URUMQI, April 21 (Xinhua) -- A mass application of drones for artificial pollination is helping fruit farmers in Korla, northwest China's Xinjiang Uygur Autonomous Region, to take advantage of a full-blossom period of fruit plants in the next two weeks to grow premium fruits.
In the renowned plantation for the Korla fragrant pear, the full-blossom period is less than two weeks.
Flying an agricultural drone, Zhang Wei, a drone operator, is popular among fruit farmers. His job can be more efficient than five manual laborers using traditional methods, and much cheaper.
Korla has about 36,666 hectares of pear trees. Fruit farmers prefer artificial pollination instead of bee pollination, which can help prevent plant diseases from spreading.
It only takes eight minutes for Zhang to complete the artificial pollination of a pear garden of 10 mu (0.67 hectares), for which he only charges 80 yuan (44.75 U.S. dollars).
"Previously, I needed five people to do the same job for about four days, which cost at least 2,000 yuan," said the owner of the garden. "Now the job can be done quickly and cheaply.
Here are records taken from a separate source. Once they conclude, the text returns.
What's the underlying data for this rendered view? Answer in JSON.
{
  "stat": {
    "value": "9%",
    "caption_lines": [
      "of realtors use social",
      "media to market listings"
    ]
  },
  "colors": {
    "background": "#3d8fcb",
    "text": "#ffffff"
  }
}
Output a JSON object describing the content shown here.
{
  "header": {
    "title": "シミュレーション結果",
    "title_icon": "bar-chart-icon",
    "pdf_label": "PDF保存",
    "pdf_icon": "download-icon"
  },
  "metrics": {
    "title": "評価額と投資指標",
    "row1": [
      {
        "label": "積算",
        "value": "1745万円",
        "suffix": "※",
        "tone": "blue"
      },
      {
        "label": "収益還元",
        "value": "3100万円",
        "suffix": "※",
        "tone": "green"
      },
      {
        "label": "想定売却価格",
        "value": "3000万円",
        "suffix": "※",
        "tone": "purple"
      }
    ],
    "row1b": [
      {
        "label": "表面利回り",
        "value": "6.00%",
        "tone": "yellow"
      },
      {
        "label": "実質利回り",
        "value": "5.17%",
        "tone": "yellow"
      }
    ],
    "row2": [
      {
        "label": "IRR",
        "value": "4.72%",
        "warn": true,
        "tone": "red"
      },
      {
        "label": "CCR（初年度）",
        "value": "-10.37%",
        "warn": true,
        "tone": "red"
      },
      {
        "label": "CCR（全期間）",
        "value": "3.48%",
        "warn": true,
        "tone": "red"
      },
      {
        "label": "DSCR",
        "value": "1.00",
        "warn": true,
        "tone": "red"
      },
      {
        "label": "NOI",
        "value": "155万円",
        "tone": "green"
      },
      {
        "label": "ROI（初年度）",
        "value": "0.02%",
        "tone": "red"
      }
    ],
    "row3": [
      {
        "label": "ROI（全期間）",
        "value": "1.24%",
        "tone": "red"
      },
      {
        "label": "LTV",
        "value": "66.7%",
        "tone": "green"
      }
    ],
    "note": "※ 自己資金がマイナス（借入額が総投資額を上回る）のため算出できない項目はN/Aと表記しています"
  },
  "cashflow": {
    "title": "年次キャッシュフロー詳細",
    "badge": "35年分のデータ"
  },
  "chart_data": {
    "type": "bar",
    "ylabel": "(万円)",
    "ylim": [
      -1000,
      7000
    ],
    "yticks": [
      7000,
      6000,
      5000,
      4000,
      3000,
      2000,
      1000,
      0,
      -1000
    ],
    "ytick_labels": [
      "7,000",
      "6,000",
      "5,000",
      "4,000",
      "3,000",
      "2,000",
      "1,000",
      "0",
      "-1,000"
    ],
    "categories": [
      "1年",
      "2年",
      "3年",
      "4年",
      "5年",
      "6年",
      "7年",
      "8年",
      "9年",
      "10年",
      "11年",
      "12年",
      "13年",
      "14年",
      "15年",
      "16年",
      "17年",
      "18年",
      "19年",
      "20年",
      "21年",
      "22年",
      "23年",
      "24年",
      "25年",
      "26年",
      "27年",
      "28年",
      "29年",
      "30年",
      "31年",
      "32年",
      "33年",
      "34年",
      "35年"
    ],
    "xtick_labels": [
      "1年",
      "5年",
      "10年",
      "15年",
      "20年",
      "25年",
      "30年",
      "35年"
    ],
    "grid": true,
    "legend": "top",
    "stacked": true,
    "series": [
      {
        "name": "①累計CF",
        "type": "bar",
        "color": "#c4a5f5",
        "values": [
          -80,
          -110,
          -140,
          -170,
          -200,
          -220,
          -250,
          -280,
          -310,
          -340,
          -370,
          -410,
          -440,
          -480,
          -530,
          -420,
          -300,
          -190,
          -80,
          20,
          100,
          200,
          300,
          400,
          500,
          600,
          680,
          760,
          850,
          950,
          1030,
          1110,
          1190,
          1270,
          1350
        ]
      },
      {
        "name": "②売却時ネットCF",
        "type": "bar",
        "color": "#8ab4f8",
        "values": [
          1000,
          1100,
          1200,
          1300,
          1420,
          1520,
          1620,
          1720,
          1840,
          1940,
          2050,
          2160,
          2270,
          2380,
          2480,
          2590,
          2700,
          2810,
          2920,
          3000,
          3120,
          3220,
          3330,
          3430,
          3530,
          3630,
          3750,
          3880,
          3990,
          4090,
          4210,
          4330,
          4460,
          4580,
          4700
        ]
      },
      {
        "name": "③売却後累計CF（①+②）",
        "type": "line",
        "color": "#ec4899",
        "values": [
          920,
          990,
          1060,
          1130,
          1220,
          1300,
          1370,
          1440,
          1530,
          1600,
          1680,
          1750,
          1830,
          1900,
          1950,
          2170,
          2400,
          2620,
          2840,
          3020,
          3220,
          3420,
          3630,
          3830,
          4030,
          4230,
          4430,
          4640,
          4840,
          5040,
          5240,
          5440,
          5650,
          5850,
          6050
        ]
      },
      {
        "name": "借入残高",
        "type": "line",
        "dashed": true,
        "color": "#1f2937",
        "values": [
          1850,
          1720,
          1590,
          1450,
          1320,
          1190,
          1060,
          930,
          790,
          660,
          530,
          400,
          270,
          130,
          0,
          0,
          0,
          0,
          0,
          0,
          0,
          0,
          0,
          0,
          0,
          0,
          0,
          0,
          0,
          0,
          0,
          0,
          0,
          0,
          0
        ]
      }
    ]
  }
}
Also it is not easy to find farm workers to do the job any longer."
With high efficiency and low price, artificial pollination by drones won market quickly after it was introduced in Korla last year.
Zhang, who are from an urban area and did not know much about agriculture two years ago, now never worries about his business with one of China's most advanced agricultural drones.
Operating a drone is a little "boring" for Zhang, as he only needs to walk around pear gardens while holding the satellite positioning terminal and the drone's flight controller.
"The flight route of the drone is set automatically after I confirm the boundary of gardens with an error range less than 5 cm. The drone takes off and returns by itself," he said.
The drone that Zhang is operating is designed and produced by Xaircraft, a Guangzhou-based company in south China's Guangdong Province, which specializes in making and providing automatic agricultural equipment.
The company has 1,980 drones in agricultural use in Xinjiang, which has occupied a lion's share of the market in the region.
At least 1,797 agricultural drones were used to spray cotton defoliant on about 446,667 hectares of cotton fields in Xinjiang in 2018, which accounted for 80 percent of the total area of machine-harvested cotton fields in the region.
"The agricultural drones are up to 80 times more efficient than manual work," said Zhang Qiang, head of a drone team of the company that includes Zhang Wei. His team has completed the artificial pollination of about 533 hectares of pear trees in Korla.
"I believe the mass application of agricultural drones for artificial pollination will kick off a revolution of intelligent farming in Xinjiang," he said.